There can be few allegations that NHS commissioning managers dread as much as “the postcode lottery” – the charge that patients in some areas are being denied drugs and treatments available in others. Although this concern was one of the reasons behind the establishment of NICE, over the years the backlog of drugs licensed, but still awaiting NICE’s attention, has increased. Secretary of State for Health, Alan Johnson, has declared that “we can speed up the NICE process” and that is indeed one of the Darzi report’s conclusions.

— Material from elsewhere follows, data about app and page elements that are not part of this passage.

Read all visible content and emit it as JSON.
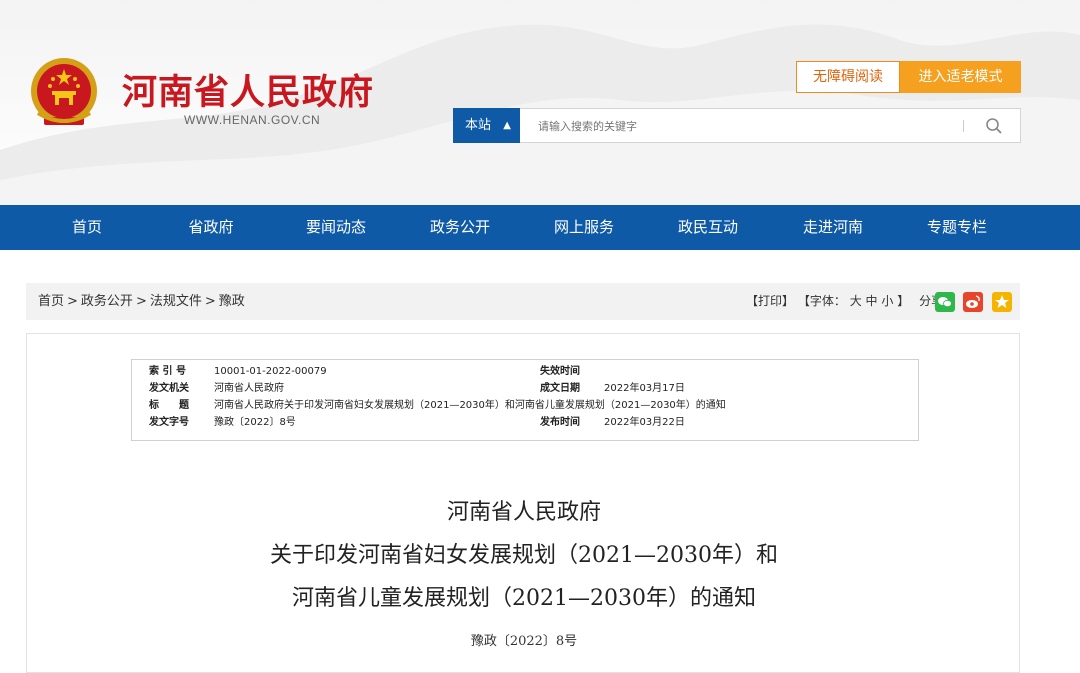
{
  "header": {
    "site_title": "河南省人民政府",
    "site_url": "WWW.HENAN.GOV.CN",
    "accessibility_label": "无障碍阅读",
    "elder_mode_label": "进入适老模式",
    "emblem_icon": "national-emblem-icon"
  },
  "search": {
    "scope_label": "本站",
    "scope_icon": "updown-arrows-icon",
    "placeholder": "请输入搜索的关键字",
    "button_icon": "search-icon"
  },
  "nav": {
    "items": [
      {
        "label": "首页"
      },
      {
        "label": "省政府"
      },
      {
        "label": "要闻动态"
      },
      {
        "label": "政务公开"
      },
      {
        "label": "网上服务"
      },
      {
        "label": "政民互动"
      },
      {
        "label": "走进河南"
      },
      {
        "label": "专题专栏"
      }
    ]
  },
  "breadcrumb": {
    "items": [
      "首页",
      "政务公开",
      "法规文件",
      "豫政"
    ],
    "separator": ">"
  },
  "tools": {
    "print": "【打印】",
    "font_label": "【字体：",
    "font_large": "大",
    "font_medium": "中",
    "font_small": "小",
    "font_end": "】",
    "share_label": "分享：",
    "share_icons": [
      "wechat-icon",
      "weibo-icon",
      "favorite-star-icon"
    ]
  },
  "meta": {
    "index_key": "索 引 号",
    "index_val": "10001-01-2022-00079",
    "expire_key": "失效时间",
    "expire_val": "",
    "issuer_key": "发文机关",
    "issuer_val": "河南省人民政府",
    "created_key": "成文日期",
    "created_val": "2022年03月17日",
    "title_key": "标　　题",
    "title_val": "河南省人民政府关于印发河南省妇女发展规划（2021—2030年）和河南省儿童发展规划（2021—2030年）的通知",
    "docno_key": "发文字号",
    "docno_val": "豫政〔2022〕8号",
    "published_key": "发布时间",
    "published_val": "2022年03月22日"
  },
  "document": {
    "title_line1": "河南省人民政府",
    "title_line2": "关于印发河南省妇女发展规划（2021—2030年）和",
    "title_line3": "河南省儿童发展规划（2021—2030年）的通知",
    "doc_number": "豫政〔2022〕8号"
  },
  "colors": {
    "brand_red": "#c8171e",
    "nav_blue": "#0f5aa7",
    "accent_orange": "#f5a01f",
    "wechat_green": "#2fb84a",
    "weibo_red": "#e8442a",
    "star_yellow": "#f4b400"
  }
}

But there will always be new, unapproved treatments – and patients and clinicians keen to use them – however short the approval time. The thinking behind the newly established Primary Care Commissioning Network is that it will pool PCTs’ expertise to assist them in reaching difficult decisions on prioritising drugs and treatments, in advance of the publication of NICE guidance. After all, HSC 1999/176 has long made it clear that it is not acceptable to cite a lack of NICE guidance as a reason for not providing treatment. If challenged, a PCT must be able to demonstrate that it has taken all the relevant cost and clinical-effectiveness data rigorously into account.
It is anticipated that individual PCTs will put forward areas of expertise where they would be happy to assess new drugs and treatments. Once the evaluations have taken place, the consequent recommendations will be disseminated to all PCTs. Whether or not this leads to greater consistency nationwide remains to be seen, however, as there is no obligation on PCTs to accept the recommendations. Having seen NICE, a large and robust organisation, on the receiving end of high-octane fury for some of its decisions, it will be a bold PCT that will be prepared to break away from a widely publicised recommendation.